As a result the global fleet is on an "operational pause".

Each £150m aircraft must now be checked before being cleared to fly again - with each check taking up to six hours.

It is a hugely embarrassing turn of events for the programme and has been described to Sky News by a senior defence industry source as a "cock up of epic proportions".

Smoke rises at the site of a F-35 jet crash in Beaufort, South Carolina
Image:Smoke rises at the site of a F-35 jet crash in Beaufort, South Carolina

In a statement, F-35 programme spokesman Joe DellaVedova said the checks should be complete by the end of the week, adding: "If suspect fuel tubes are installed, the part will be removed and replaced.

"If known good fuel tubes are already installed, then those aircraft will be returned to flight status.

"Inspections are expected to be completed within the next 24 to 48 hours."

Depending on how many aircraft are affected, the future progress of the programme - which is already the most expensive in history - could be in jeopardy.

The programme is led by the Pentagon but Britain is its only tier one partner.

Britain has 16 F-35B jets and has pledged to buy 138 in total.

HMS Queen Elizabeth welcomes F-35B fighter jets on decks

The faulty part is believed to have been made by US engine manufacturer Pratt & Whitney.

Pratt & Whitney would only say in a statement that they are "supporting the US Marine Corp investigation into the incident".

The Royal Navy has told Sky News that one of the F-35s onboard the new aircraft carrier HMS Queen Elizabeth has been checked and is flying again.

The F-35s stationed at RAF Marham in Norfolk are yet to be checked but are not due to fly this week.

"Safety is our paramount concern, therefore the UK has decided to pause some F-35 flying as a precautionary measure while we consider the findings of an ongoing enquiry," an MoD spokesman said.

"F-35 flight trials from the aircraft carrier, HMS Queen Elizabeth, are continuing and the programme remains on schedule to provide our armed forces with a game-changing capability.

"We will continue to review the situation as further information becomes available."

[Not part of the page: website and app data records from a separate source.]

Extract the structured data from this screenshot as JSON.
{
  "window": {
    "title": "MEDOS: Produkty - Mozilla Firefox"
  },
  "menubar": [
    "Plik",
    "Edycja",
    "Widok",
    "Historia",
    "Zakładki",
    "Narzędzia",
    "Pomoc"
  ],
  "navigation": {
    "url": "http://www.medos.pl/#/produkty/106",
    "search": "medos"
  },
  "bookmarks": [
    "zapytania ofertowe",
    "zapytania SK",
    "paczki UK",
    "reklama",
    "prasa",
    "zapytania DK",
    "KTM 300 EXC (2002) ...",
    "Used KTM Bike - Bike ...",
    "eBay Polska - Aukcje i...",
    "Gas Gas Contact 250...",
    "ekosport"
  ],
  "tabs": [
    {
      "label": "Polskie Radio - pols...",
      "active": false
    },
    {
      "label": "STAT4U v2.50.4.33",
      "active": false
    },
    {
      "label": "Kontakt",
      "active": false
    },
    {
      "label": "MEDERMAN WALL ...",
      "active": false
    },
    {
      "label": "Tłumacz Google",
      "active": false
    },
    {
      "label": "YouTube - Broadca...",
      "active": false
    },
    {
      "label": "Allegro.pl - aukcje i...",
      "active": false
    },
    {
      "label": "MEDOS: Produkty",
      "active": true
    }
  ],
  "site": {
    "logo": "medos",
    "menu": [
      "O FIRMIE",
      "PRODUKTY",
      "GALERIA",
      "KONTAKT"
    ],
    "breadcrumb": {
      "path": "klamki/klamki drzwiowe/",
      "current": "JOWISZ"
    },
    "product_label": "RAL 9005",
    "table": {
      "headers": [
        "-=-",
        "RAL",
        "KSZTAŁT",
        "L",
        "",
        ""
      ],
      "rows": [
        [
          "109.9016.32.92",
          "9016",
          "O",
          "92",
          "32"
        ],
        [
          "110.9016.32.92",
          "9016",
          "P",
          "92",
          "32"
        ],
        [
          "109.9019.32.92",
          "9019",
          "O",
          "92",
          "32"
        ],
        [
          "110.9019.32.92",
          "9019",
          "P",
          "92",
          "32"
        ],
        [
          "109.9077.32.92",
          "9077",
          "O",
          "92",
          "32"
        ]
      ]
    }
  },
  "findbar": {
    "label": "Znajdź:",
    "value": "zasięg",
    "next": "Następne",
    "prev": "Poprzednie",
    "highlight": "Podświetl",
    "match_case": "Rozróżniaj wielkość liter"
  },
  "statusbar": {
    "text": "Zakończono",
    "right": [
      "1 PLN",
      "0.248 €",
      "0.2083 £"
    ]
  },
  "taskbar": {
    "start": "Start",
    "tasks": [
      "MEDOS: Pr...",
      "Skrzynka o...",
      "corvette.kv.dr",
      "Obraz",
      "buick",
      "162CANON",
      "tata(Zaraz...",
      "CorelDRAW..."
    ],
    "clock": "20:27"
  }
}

The first F-35B jets only landed on HMS Queen Elizabeth last month.

They are now in a period of flight trials off the east coast of the US.